**TO DO:** The lines you need are those holding the word "emoji"; pull them from the material.

**EXERCISE MATERIALS:**
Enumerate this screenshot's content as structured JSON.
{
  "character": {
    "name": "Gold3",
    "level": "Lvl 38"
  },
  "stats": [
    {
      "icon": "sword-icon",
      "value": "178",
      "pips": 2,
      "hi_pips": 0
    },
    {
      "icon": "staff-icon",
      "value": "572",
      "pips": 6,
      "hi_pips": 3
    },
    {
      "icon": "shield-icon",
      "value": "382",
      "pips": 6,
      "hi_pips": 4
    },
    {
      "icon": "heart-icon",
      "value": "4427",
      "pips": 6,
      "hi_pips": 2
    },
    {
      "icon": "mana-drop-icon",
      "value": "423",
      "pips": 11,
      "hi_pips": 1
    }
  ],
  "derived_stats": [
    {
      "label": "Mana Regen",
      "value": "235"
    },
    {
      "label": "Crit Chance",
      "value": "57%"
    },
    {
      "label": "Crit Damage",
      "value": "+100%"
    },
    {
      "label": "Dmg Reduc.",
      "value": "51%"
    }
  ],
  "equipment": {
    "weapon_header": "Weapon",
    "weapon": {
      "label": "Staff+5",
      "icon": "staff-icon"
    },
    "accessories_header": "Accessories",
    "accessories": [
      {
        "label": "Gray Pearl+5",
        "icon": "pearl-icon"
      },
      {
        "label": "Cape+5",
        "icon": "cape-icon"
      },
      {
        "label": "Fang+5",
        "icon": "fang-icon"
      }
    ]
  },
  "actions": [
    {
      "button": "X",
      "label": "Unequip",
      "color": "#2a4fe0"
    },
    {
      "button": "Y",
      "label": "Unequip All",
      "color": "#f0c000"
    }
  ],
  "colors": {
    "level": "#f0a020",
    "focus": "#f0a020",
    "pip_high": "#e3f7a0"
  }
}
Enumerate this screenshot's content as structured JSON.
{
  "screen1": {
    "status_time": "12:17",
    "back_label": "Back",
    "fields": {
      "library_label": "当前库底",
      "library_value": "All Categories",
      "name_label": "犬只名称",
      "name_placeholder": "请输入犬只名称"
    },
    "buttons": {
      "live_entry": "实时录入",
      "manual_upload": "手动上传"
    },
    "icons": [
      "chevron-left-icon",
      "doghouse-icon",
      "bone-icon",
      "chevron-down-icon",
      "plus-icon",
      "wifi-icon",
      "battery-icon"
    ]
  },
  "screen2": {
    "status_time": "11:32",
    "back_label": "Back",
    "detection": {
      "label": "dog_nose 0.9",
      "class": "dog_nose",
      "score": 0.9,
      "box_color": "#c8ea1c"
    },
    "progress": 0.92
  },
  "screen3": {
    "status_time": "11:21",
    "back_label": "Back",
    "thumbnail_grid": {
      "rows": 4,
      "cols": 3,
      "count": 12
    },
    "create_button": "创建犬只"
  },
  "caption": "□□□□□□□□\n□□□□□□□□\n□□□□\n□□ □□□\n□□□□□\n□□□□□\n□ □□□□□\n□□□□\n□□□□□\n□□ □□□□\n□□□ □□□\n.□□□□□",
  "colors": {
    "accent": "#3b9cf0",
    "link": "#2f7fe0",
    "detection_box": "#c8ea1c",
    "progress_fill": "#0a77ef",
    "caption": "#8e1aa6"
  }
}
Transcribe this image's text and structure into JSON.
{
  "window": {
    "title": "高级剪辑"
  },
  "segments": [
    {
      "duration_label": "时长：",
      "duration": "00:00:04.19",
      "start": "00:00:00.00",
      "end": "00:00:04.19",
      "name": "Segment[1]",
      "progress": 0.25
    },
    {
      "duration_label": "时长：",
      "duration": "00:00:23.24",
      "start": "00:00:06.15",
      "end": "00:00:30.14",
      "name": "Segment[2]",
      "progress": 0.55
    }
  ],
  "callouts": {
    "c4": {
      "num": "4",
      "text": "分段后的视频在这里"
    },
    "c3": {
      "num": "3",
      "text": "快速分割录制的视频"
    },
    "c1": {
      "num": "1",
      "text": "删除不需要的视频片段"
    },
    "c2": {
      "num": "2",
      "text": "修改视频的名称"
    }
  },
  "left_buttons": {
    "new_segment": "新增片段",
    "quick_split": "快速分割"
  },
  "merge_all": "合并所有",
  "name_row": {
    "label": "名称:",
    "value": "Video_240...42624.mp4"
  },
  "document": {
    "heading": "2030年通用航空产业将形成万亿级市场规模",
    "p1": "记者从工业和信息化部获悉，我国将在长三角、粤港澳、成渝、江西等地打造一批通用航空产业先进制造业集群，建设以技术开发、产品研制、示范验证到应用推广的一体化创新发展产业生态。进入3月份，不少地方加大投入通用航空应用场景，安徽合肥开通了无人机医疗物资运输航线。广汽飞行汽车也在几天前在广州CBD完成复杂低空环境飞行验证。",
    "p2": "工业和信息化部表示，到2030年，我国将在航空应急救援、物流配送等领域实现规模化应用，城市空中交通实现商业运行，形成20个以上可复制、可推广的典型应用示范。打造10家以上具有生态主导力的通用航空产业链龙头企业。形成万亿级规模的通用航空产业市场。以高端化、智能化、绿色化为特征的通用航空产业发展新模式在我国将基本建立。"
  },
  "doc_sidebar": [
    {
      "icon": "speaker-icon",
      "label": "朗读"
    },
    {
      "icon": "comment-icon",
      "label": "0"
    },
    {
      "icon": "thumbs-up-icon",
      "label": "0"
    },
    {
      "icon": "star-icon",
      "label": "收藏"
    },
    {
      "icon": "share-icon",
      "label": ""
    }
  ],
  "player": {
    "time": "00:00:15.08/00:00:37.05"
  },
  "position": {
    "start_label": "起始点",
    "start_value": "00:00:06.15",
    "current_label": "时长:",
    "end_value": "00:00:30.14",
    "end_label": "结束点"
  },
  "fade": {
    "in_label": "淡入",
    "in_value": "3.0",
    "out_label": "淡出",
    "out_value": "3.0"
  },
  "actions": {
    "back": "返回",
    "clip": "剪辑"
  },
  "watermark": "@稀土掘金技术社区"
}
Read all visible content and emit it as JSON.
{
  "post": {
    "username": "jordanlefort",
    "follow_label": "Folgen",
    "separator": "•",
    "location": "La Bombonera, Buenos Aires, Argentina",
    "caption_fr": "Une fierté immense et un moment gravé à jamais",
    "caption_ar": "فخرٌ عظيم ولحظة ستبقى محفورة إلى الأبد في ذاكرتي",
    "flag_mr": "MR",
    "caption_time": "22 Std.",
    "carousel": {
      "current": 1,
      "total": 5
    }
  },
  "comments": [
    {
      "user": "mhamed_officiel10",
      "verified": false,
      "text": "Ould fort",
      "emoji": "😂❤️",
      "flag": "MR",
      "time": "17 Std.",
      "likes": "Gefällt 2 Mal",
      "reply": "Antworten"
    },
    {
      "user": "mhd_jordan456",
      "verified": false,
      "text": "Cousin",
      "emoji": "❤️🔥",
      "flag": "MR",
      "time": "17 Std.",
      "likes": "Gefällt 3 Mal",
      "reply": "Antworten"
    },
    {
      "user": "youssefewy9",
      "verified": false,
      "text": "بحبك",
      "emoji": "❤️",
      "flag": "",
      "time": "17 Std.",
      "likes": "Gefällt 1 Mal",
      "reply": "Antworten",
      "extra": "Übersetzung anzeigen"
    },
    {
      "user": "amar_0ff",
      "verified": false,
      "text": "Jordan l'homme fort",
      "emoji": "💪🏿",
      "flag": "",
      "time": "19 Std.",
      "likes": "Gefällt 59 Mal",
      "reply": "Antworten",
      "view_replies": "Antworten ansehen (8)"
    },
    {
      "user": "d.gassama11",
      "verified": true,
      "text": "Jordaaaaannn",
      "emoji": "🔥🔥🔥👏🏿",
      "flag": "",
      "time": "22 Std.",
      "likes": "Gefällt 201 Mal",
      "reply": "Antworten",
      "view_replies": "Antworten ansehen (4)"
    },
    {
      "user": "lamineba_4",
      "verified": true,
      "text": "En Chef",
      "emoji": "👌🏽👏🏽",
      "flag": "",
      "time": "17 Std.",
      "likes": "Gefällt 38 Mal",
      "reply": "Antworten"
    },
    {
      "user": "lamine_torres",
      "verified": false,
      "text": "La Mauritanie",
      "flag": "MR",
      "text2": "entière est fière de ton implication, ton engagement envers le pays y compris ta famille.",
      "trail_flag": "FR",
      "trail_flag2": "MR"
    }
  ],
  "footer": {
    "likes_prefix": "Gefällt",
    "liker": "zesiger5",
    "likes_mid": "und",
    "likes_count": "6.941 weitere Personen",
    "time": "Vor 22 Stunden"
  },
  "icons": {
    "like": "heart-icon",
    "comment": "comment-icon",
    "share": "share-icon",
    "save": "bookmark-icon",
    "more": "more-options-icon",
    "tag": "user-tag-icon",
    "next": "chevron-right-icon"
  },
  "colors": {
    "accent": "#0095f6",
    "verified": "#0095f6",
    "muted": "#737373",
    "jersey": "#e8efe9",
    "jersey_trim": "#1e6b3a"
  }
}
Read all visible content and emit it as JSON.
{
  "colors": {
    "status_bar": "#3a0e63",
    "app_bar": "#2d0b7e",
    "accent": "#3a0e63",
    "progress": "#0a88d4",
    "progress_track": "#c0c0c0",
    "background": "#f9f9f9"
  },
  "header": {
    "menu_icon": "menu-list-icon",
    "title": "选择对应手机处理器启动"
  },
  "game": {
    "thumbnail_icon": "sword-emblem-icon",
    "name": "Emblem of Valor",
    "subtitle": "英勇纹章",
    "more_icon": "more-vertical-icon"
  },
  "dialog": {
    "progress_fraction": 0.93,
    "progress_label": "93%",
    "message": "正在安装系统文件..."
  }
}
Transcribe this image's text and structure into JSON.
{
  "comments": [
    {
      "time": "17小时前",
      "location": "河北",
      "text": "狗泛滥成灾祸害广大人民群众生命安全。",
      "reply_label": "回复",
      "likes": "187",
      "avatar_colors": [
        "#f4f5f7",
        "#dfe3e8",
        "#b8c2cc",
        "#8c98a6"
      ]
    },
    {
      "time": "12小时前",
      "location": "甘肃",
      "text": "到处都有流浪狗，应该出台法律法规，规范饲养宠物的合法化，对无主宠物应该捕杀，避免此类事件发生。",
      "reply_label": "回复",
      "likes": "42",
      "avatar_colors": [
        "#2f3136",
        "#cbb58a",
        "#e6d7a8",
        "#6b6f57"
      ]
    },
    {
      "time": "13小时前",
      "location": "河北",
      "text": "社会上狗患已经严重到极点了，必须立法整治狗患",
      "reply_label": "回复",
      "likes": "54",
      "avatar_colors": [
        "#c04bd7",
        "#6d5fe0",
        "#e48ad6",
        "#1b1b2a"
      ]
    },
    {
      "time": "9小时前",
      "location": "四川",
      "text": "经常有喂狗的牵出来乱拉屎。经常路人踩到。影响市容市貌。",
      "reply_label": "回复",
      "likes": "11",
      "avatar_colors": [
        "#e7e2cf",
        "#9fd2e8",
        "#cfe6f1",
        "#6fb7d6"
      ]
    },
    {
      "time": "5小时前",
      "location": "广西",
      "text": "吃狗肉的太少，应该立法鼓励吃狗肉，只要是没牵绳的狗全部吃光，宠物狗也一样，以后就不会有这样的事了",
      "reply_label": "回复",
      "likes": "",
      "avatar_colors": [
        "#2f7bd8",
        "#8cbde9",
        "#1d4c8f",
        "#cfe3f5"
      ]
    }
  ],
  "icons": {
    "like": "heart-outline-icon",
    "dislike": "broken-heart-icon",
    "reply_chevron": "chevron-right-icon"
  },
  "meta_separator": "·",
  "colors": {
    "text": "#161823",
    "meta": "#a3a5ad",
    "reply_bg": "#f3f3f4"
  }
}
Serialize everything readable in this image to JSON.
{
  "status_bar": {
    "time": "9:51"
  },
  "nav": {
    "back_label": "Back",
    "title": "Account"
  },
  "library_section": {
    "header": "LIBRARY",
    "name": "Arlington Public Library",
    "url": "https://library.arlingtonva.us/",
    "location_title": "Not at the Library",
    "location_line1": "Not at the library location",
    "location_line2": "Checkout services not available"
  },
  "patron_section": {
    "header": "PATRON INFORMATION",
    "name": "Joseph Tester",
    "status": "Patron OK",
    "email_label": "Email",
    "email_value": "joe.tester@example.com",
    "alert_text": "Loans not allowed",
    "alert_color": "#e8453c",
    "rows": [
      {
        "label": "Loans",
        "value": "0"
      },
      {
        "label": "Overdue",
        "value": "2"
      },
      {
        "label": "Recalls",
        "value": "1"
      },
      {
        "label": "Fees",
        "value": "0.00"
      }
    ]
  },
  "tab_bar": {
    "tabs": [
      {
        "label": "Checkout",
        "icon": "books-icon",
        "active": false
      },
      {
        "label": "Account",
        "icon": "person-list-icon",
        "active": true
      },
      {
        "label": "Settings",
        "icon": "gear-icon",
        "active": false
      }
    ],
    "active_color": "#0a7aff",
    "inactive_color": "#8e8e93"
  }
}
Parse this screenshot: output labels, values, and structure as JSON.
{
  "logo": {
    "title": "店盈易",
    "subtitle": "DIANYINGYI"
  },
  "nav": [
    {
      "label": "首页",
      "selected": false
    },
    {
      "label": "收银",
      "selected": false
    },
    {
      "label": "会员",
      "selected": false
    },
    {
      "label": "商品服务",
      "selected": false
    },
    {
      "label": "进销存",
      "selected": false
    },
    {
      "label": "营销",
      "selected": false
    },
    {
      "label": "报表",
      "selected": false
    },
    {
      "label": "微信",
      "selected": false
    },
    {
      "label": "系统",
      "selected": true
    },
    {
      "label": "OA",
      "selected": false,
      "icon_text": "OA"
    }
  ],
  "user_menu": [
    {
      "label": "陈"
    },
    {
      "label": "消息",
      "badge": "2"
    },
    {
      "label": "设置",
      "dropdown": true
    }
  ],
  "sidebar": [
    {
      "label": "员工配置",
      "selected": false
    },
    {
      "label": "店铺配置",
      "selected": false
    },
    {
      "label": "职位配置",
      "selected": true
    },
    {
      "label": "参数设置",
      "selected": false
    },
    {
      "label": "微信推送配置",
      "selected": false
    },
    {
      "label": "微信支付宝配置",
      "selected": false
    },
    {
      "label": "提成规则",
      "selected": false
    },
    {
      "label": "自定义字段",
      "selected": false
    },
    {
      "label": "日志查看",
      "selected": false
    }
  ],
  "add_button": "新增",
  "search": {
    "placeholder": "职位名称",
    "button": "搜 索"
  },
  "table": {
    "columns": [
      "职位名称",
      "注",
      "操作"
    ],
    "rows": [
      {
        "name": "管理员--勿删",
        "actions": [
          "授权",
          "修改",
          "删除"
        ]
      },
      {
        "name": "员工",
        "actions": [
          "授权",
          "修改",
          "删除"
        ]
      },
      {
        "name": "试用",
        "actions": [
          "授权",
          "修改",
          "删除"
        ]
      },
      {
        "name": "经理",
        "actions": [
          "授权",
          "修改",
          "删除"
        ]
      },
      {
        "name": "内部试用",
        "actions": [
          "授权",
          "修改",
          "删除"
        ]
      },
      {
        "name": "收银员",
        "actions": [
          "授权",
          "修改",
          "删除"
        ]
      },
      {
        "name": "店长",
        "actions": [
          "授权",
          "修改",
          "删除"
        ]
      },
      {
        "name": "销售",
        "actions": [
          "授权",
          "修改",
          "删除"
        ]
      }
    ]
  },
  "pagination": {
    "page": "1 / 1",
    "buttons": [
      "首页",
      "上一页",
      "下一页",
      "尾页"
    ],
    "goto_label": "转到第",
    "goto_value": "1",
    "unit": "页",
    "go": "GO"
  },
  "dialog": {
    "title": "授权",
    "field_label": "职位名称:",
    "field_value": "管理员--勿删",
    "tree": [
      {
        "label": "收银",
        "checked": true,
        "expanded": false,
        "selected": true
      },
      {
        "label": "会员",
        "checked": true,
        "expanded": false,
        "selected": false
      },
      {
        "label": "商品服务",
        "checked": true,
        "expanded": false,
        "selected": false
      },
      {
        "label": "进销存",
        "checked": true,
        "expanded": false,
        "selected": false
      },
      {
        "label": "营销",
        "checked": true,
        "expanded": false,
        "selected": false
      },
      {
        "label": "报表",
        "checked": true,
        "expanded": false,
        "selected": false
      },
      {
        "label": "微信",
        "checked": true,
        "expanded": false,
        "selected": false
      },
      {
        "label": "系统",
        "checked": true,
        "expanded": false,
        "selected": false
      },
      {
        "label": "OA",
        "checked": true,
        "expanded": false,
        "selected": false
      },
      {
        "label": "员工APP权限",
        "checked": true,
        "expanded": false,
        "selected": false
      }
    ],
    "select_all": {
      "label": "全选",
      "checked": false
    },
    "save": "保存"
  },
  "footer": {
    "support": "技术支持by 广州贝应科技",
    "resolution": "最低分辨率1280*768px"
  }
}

**SOLUTION FOR THIS TASK:**
      "emoji": "😂❤️",
      "emoji": "❤️🔥",
      "emoji": "❤️",
      "emoji": "💪🏿",
      "emoji": "🔥🔥🔥👏🏿",
      "emoji": "👌🏽👏🏽",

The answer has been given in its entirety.